Befreiungskriege 1813-14

Painting and modelling 28mm Napoleonic wargaming miniatures

The pale horse

Posted by Martin on March 20, 2007

The verdict on the work so far on the pale horse has been too much at the extreme ends of the palette. Too much flat earth in the shadows and too much ivory on the highlights. It’s clearly going to take a while before my style adjustments for painting horses come naturally to me.

I’ve made some corrections now and eliminated an awful lot of the worst excesses. No “before and after” shot I’m afraid. I didn’t actually get round to pointing the camera at the “before” condition but here’s the “after”.

Pale horse w-i-p #1

Bear in mind this is still w-i-p, so there’s a whole load more to do and horses never seem to come together until the rider is painted up.

Advertisements

6 Responses to “The pale horse”

  1. Murray said

    Martin
    Did you see the article in Wargames, Soldiers and Strategy (aka “that Spanish Magazine”) on how to paint horses. It was written by Javier Gomez (aka El Mercenario) and has the three coded (Andrea and Vallejo) colour suggestions for a range of common horse types/markings. It could easily be extended to 5 colours, if that is deemed necessary. I think it is an excellent reference. I could track it down for you if there is an interest.
    FYI, Javier is the guy I visited Peter F with. He is painting my second Prussian Brigade. I rate him amongst the best army painters out there.
    Murray

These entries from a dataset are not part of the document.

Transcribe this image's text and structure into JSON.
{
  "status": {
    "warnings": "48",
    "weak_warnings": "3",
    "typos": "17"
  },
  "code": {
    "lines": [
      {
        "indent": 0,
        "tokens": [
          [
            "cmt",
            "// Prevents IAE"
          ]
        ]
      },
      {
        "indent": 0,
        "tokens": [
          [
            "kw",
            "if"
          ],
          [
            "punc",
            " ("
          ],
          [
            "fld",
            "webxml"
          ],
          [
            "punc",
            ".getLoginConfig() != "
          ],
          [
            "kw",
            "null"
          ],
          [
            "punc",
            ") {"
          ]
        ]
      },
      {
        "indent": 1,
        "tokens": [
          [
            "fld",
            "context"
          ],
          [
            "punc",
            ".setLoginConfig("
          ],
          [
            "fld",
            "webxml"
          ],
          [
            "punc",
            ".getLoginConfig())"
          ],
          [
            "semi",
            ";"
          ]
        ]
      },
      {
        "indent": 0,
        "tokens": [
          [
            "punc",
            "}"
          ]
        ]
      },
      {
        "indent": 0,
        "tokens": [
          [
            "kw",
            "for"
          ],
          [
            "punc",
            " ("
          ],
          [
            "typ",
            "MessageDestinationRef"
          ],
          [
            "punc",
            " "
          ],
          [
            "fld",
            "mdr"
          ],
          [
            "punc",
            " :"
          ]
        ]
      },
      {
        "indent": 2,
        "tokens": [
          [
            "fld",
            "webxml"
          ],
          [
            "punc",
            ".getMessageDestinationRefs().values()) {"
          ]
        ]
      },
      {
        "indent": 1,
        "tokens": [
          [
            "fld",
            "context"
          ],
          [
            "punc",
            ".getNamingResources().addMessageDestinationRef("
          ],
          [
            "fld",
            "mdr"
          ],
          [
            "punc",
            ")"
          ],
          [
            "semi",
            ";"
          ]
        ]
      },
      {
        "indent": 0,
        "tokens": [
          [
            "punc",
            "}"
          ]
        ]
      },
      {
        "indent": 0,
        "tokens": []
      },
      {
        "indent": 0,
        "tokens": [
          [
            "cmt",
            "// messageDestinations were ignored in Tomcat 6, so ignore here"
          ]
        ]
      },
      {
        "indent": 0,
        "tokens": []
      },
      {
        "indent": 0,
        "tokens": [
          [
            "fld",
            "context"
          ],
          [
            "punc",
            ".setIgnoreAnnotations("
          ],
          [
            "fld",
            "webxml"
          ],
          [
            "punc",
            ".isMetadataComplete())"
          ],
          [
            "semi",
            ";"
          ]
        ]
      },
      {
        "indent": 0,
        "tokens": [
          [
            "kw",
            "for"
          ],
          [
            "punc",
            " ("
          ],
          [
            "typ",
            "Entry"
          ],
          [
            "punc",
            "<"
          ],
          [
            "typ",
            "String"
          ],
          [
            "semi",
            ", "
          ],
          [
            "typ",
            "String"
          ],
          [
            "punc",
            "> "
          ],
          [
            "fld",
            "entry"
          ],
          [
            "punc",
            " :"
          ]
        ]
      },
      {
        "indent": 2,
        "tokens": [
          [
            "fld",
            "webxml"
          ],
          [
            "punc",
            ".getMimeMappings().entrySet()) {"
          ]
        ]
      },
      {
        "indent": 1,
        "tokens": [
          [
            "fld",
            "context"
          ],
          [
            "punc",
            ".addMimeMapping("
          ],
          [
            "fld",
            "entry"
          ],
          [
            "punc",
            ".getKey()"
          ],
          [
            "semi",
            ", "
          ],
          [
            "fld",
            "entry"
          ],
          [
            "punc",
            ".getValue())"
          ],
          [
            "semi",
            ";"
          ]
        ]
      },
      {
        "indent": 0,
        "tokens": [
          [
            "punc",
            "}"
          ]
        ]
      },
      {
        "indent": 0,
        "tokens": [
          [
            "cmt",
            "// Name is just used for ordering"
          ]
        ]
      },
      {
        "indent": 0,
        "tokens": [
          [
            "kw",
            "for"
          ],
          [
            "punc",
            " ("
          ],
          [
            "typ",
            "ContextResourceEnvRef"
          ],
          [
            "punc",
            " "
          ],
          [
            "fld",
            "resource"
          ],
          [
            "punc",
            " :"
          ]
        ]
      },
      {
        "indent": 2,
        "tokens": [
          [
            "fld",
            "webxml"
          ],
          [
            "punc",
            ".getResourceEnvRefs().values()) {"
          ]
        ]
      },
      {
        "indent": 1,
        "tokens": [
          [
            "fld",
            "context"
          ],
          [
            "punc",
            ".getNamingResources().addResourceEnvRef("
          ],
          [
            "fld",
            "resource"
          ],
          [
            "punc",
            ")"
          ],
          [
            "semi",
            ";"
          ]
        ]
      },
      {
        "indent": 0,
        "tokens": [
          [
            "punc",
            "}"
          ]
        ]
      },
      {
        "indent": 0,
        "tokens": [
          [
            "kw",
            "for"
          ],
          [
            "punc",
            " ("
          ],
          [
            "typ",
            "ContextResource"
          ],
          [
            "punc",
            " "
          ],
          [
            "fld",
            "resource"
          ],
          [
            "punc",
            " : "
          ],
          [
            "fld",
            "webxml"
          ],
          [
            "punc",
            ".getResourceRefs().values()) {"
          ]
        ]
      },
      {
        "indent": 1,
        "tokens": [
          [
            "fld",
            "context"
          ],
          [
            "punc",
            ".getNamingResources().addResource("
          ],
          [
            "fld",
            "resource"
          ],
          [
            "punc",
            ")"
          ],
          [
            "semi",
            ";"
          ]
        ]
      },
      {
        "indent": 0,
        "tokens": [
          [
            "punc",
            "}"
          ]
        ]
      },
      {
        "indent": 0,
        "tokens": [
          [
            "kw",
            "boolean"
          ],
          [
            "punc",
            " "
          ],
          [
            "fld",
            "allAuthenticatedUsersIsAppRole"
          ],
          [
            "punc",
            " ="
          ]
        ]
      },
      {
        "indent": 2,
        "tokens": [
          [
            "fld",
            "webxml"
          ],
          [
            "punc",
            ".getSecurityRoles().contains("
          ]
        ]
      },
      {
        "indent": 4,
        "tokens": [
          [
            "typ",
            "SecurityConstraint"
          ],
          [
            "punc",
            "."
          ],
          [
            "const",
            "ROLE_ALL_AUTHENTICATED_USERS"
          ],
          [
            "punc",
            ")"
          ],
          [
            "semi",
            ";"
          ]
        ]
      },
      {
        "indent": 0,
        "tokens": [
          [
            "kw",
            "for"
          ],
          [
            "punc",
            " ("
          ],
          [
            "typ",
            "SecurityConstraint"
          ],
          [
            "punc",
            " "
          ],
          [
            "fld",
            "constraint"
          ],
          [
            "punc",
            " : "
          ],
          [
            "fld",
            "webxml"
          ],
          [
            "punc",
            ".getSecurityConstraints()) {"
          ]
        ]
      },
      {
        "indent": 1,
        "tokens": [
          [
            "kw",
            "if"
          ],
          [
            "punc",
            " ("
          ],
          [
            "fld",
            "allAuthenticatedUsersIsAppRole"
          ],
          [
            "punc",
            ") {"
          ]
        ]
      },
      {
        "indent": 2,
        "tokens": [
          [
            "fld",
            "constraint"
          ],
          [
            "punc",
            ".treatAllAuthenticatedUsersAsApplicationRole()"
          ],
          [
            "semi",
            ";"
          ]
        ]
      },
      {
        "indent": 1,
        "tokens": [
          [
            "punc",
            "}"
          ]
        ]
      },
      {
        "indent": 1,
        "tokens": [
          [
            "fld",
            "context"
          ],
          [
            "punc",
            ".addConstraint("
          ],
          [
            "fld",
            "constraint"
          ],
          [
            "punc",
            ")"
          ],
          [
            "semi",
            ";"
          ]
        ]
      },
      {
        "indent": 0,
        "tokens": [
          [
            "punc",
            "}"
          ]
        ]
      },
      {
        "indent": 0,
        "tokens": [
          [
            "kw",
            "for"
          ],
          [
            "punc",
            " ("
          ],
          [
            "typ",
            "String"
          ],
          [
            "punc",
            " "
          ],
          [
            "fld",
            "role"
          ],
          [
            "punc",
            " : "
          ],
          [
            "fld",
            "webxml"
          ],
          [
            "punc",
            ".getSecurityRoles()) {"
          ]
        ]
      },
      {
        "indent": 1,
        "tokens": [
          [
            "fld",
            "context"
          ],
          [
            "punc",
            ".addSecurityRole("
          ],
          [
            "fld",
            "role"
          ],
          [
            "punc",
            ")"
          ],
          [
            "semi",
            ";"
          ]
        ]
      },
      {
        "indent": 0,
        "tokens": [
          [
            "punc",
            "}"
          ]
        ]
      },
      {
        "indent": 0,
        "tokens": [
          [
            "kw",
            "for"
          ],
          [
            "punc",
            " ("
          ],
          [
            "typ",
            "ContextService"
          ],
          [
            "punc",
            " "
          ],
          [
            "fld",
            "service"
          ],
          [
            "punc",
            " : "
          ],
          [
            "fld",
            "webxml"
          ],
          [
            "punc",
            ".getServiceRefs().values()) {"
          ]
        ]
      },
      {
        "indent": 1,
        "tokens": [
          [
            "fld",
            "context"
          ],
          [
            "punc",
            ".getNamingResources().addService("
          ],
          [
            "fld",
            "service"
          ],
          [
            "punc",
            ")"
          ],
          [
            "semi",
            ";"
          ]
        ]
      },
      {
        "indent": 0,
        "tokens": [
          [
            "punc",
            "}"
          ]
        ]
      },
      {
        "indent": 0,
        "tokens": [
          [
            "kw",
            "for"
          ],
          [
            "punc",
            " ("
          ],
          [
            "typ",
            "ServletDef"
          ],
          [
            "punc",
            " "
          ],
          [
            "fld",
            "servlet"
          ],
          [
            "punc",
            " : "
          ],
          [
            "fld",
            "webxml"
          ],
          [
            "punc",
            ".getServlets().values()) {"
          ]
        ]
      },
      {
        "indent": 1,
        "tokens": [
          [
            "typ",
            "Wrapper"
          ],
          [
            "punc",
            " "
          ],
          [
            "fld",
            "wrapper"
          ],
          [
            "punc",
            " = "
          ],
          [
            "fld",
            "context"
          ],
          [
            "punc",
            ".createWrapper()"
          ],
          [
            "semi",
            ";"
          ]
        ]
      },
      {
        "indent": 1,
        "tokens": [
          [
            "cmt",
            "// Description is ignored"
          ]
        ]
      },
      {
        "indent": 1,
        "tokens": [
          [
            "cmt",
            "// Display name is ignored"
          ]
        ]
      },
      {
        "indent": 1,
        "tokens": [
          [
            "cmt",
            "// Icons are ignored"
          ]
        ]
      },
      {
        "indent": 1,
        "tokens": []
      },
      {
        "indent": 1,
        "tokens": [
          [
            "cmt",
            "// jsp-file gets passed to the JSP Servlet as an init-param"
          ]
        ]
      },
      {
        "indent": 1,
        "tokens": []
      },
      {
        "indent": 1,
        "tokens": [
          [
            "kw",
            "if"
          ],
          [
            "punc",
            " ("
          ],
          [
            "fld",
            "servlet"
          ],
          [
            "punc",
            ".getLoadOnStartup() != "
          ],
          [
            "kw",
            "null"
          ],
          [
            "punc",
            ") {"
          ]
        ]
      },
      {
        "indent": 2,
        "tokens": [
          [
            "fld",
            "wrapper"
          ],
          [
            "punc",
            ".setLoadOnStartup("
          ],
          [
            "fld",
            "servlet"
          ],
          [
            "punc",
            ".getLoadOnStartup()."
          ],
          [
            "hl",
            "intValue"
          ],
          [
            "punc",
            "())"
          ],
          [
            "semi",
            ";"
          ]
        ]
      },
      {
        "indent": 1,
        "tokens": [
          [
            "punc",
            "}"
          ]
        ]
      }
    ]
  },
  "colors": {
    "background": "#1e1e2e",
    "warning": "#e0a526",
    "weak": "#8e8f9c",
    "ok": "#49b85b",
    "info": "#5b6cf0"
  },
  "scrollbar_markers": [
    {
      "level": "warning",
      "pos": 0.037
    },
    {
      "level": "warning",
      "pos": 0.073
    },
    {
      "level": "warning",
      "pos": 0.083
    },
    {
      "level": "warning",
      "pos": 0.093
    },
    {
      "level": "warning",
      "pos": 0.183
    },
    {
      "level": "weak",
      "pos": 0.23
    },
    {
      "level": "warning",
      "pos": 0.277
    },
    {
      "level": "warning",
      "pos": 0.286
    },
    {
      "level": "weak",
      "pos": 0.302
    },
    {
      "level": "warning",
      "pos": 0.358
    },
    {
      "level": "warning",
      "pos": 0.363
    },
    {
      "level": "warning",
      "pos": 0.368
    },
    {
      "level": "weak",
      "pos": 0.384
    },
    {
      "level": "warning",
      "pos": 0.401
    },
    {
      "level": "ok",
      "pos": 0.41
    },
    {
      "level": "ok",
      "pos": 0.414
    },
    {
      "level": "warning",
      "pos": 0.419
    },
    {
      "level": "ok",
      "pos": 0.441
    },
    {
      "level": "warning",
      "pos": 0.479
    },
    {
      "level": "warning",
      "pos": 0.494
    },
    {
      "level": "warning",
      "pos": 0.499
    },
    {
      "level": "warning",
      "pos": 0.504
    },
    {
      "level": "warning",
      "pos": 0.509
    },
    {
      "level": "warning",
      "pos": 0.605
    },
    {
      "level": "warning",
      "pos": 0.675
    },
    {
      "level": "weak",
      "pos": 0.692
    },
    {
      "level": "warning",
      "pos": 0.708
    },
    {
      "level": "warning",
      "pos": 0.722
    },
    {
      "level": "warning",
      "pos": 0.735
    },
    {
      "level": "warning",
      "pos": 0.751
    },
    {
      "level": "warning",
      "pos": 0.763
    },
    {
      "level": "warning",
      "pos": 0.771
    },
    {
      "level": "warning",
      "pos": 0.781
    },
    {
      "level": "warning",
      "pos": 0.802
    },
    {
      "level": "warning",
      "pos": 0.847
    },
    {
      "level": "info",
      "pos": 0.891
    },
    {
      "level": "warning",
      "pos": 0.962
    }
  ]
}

  2. Martin said

    Hi Murray,

    I don’t have that issue of WSS but I have seen Javier’s work before – very nice with a definite style to it. I’d be really interested to see details of the colour palettes he uses. Lucky you, having Javier paint a whole brigade. I’d love to see the finished result.

    Martin

  3. Murray said

    Martin,
    The article is in WSS number 7. It is probably still available from Caliver. If not I can scan and send you the pages. The horse types covered are: reddish-brown, light brown, dark brown, light grey, dark grey, white and black horses.For each he gives vallejo and andrea colours (base + up to 3 highlights (e.g., 4 layers) for the coat, manes, socks, muzzles and nostrils. I think it is excellent.
    As an example for the light brown e.g., the type of horse I think you are attempting, he suggests:

    Coat: base beige brown (875), 1st Highlight (875) + orange brown (981) + flat flesh (955), 2nd highlight as for 1st, but more of the 981 and 955, 3rd highlight 955
    Mane – 4 different choices, but for dark brown suggests: base: chocolate brown (872), 1st H Beige Brown (875)
    pink nostrils base: old rose (944) + Orange Brown (981), 1st H 944 + flat flesh (955)
    he also gives details for nostrils and socks etc.

    M

  4. Martin said

    Thanks Murray – interesting to see just how much paint mixing Javier does. I tend to avoid mixing my own shades. Three reasons for that really. First, plain old laziness; second, the Vallejo range is so big that I can usually find a “standard” colour to meet my needs (and that’s doubly true when you factor in the Foundry range too); thirdly, consistency – I find it very difficult to reproduce a shade next time around and that’s more than a bit bothersome when I want to paint whole units.

    The downside is that it sometimes takes me a fair amount of experimentation to find palettes of three to five shades that I’m happy with.

  5. Murray said

    Hi Martin

    Interesting. I can’t imagine not blending colours. I find you get better integration between shades if you actually build up the colours yourself. Also, don’t find it to be a lot of work. Consistency can be a problem, but a wet palette helps and sometimes a little variation is probably more realistic anyway! It does pay to have a painting dairy, where you can record the colours you used for each item. Very helpful if having to add some figures months or years after you painted the last lot!
    Best
    M

  6. Martin said

    I don’t rule out introducing colour mixing to my armoury – it’s just that I’m trying out some other technique tweaks at the moment (e.g. NMM) and so I’m keeping the number of new things to a minimum right now. If and when I do start mixing, a wet palette will definitely be the route I go. And it’ll be a DIY one rather like Sasha Herm’s.

    Your tip about a painting diary is one I heartily endorse. I keep a record of every palette I use and usually try to document them here on BFK so other people can try them for themselves if they like.

Leave a Reply

Fill in your details below or click an icon to log in:

WordPress.com Logo

You are commenting using your WordPress.com account. Log Out / Change )

Twitter picture

You are commenting using your Twitter account. Log Out / Change )

Facebook photo

You are commenting using your Facebook account. Log Out / Change )

Google+ photo

You are commenting using your Google+ account. Log Out / Change )

Connecting to %s

 
%d bloggers like this: